Kungsholmen is an island in Lake Mälaren in Sweden, part of central Stockholm, Sweden. It is situated north of Riddarfjärden and considered part of the historical province Uppland. Its area is 3.9 km2 (1.5 sq mi) with a perimeter of 8.9 km (5.5 mi). The highest point is at Stadshagsplan at 47 metres (154 ft). The total population is 56,754 (December 31, 2007).
Franciscan friars from the Grey Friar's Abbey, Stockholm, began living on the island in the 15th century. Because of this, the island was named Munklägret (the Monks' encampment). The monks subsisted on cattle-breeding and fishing. They also managed the brickyard Själakoret at Rålambshov. As a result of the Swedish Reformation, which was concluded at the parliament in Västerås 1527, the monks were expelled and the area became property of the crown.

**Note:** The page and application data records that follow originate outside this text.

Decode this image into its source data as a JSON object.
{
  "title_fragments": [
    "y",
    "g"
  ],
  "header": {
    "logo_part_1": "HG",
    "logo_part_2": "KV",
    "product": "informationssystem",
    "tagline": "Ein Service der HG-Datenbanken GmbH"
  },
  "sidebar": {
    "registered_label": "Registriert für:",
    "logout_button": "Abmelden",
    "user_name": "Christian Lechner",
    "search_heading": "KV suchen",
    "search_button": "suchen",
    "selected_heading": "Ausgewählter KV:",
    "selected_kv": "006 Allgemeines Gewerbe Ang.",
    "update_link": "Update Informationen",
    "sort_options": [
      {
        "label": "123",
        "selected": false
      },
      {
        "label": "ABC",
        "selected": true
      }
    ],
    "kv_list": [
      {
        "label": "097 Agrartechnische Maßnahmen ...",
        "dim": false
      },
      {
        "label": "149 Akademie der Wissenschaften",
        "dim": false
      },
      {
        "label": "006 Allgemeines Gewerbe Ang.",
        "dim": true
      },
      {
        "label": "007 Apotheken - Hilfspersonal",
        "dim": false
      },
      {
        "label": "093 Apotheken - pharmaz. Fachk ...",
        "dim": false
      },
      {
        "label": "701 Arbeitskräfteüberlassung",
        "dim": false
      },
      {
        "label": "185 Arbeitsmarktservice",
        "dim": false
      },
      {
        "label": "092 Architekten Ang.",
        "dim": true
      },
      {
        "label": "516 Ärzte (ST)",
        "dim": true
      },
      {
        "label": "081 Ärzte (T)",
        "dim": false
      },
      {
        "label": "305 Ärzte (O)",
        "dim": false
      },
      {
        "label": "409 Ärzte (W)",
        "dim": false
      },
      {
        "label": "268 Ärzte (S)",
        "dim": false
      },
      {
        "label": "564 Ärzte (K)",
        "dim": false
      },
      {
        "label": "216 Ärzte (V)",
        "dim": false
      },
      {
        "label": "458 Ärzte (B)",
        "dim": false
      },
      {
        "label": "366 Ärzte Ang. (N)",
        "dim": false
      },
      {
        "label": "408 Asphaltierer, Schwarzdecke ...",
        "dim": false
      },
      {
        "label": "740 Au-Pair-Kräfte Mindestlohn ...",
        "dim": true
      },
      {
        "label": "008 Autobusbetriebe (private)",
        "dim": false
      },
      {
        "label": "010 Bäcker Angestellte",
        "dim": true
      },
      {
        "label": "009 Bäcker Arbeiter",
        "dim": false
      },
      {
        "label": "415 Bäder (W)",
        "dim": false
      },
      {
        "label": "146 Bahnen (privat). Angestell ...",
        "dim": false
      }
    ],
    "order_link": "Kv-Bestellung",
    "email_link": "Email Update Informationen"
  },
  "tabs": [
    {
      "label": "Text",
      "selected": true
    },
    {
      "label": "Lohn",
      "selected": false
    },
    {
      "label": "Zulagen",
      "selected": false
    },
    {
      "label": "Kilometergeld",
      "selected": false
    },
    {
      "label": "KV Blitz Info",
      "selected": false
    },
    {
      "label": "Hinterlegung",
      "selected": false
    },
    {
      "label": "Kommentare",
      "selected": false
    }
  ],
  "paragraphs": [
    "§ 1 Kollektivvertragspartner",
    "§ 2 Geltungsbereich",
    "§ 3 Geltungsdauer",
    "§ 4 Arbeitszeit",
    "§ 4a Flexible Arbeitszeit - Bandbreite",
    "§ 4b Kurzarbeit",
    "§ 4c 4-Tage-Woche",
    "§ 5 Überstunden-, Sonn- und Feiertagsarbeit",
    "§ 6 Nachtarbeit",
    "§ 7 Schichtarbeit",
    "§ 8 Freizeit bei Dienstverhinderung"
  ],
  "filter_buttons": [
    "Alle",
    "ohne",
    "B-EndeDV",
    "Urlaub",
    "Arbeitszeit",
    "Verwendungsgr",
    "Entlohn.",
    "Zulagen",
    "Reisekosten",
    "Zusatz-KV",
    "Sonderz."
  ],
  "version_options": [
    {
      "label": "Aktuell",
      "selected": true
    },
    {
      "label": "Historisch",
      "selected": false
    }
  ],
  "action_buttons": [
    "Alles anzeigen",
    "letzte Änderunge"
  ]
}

A few years later Queen Kristina donated large areas of land in the western part of the island to some of the generals from the Thirty Years War. They built magnificent entails and laid out great gardens. 1644 the crown donated the eastern part of Munklägret to the authorities of the city of Stockholm, which then received its first city plan. Three years later the remainder of the island was donated.

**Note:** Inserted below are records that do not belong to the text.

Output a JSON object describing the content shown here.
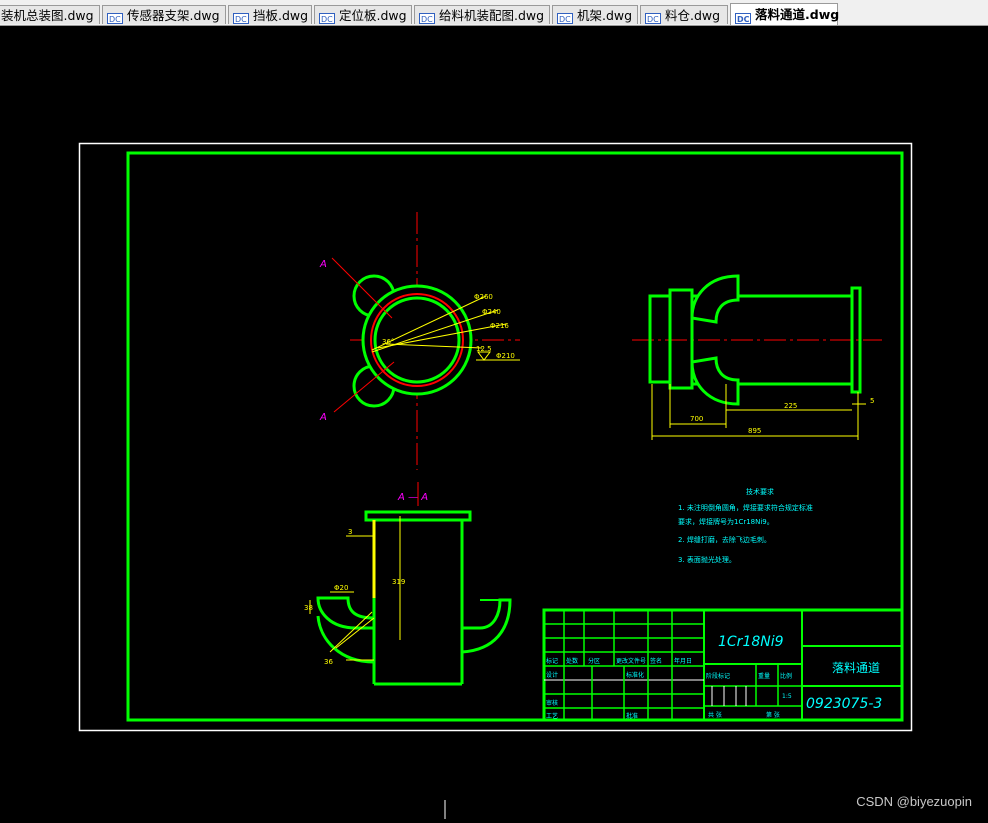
{
  "tabs": [
    {
      "label": "装机总装图.dwg",
      "active": false
    },
    {
      "label": "传感器支架.dwg",
      "active": false
    },
    {
      "label": "挡板.dwg",
      "active": false
    },
    {
      "label": "定位板.dwg",
      "active": false
    },
    {
      "label": "给料机装配图.dwg",
      "active": false
    },
    {
      "label": "机架.dwg",
      "active": false
    },
    {
      "label": "料仓.dwg",
      "active": false
    },
    {
      "label": "落料通道.dwg",
      "active": true
    }
  ],
  "drawing": {
    "material": "1Cr18Ni9",
    "part_name": "落料通道",
    "drawing_no": "0923075-3",
    "section_label": "A",
    "section_view_label": "A — A",
    "tech_req_title": "技术要求",
    "tech_req_items": [
      "1. 未注明倒角圆角，焊接要求符合规定标准",
      "   要求，焊接牌号为1Cr18Ni9。",
      "2. 焊缝打磨，去除飞边毛刺。",
      "3. 表面抛光处理。"
    ],
    "dims": {
      "phi260": "Φ260",
      "phi240": "Φ240",
      "phi216": "Φ216",
      "angle": "36°",
      "r125": "12.5",
      "phi210": "Φ210",
      "d700": "700",
      "d225": "225",
      "d5": "5",
      "d895": "895",
      "d3": "3",
      "d319": "319",
      "d36": "36",
      "d38": "38",
      "d20": "Φ20"
    },
    "title_block_labels": [
      "标记",
      "处数",
      "分区",
      "更改文件号",
      "签名",
      "年月日",
      "设计",
      "标准化",
      "审核",
      "工艺",
      "批准",
      "阶段标记",
      "重量",
      "比例",
      "共  张",
      "第  张"
    ],
    "scale": "1:5"
  },
  "watermark": "CSDN @biyezuopin",
  "colors": {
    "green": "#00ff00",
    "yellow": "#ffff00",
    "red": "#ff0000",
    "magenta": "#ff00ff",
    "cyan": "#00ffff",
    "white": "#ffffff"
  }
}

In order to facilitate migration to Munklägret, privileges were given to artisans and manufacturers. For example, they were allowed to set up operations there without having to belong to the guilds and they were exempted from tax for ten years. In 1672 Munklägret became a separate parish (Kungsholmen) and the whole island was renamed Kungsholmen.

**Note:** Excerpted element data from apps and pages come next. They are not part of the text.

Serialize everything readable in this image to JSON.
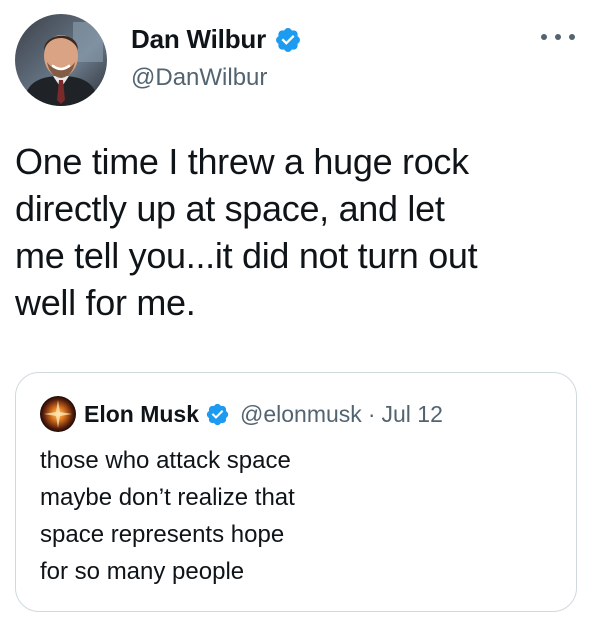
{
  "tweet": {
    "author": {
      "display_name": "Dan Wilbur",
      "handle": "@DanWilbur",
      "verified": true
    },
    "text_lines": [
      "One time I threw a huge rock",
      "directly up at space, and let",
      "me tell you...it did not turn out",
      "well for me."
    ],
    "more_icon": "more-horizontal-icon"
  },
  "quoted_tweet": {
    "author": {
      "display_name": "Elon Musk",
      "handle": "@elonmusk",
      "verified": true
    },
    "separator": "·",
    "date": "Jul 12",
    "text_lines": [
      "those who attack space",
      "maybe don’t realize that",
      "space represents hope",
      "for so many people"
    ]
  },
  "colors": {
    "verified_blue": "#1d9bf0",
    "secondary_text": "#536471",
    "border": "#cfd9de"
  }
}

When the Swedish Empire collapsed in the beginning of the 18th century the crown embarked on a generous economic policy to develop Kungsholmen. The entails were turned into factories and hospitals. In Hornsberg a cotton mill was established, at Marieberg a porcelain factory. In the early 19th century the military began to settle in Kungsholmen, which at the time was still a sparsely populated idyll.
When Samuel Owen settled in Kungsholmen, it had begun developing into a marked district factories and workers. This development was accentuated when the Bolinder brothers start building up their business at Klara Sjö, west of the Kungsbron, (King's Bridge) in the mid-19th century. The company AB Separator was established at the end of the 19th century. AB Separator would soon become a worldwide group of companies and at the beginning of the 20th century had more than 2,000 employees.
The industrial breakthrough led to a huge population explosion. The population grew from just over 4,000 people in 1860 to 26,000 in 1890. During the 1880s several apartment blocks were built to remedy the housing shortage.
In the early 20th century a radical structural change took place on Kungsholmen. The traits from the old industrial district are swept away and instead housing and public institutions were erected. St. Görans' church was designed by architect Gustaf Améen (1864-1949) and built in 1910. At the division of the Kungsholmen parish in 1925, the new parish was named after the church.
The residential areas in Fredhäll and in Kristineberg were built in the 1930s after a functionalist city plan. The bridges Västerbron and Tranebergsbron were also built the same decade, and Sankt Eriksbron received its current dimensions. The Stockholm metro was drawn through Kungsholmen in the 1950s, first out to Vällingby and later also to Järvafältet. At this time the military moved out and the large hospital Serafen is supplanted (on another location) by the more modern Saint Göran Hospital.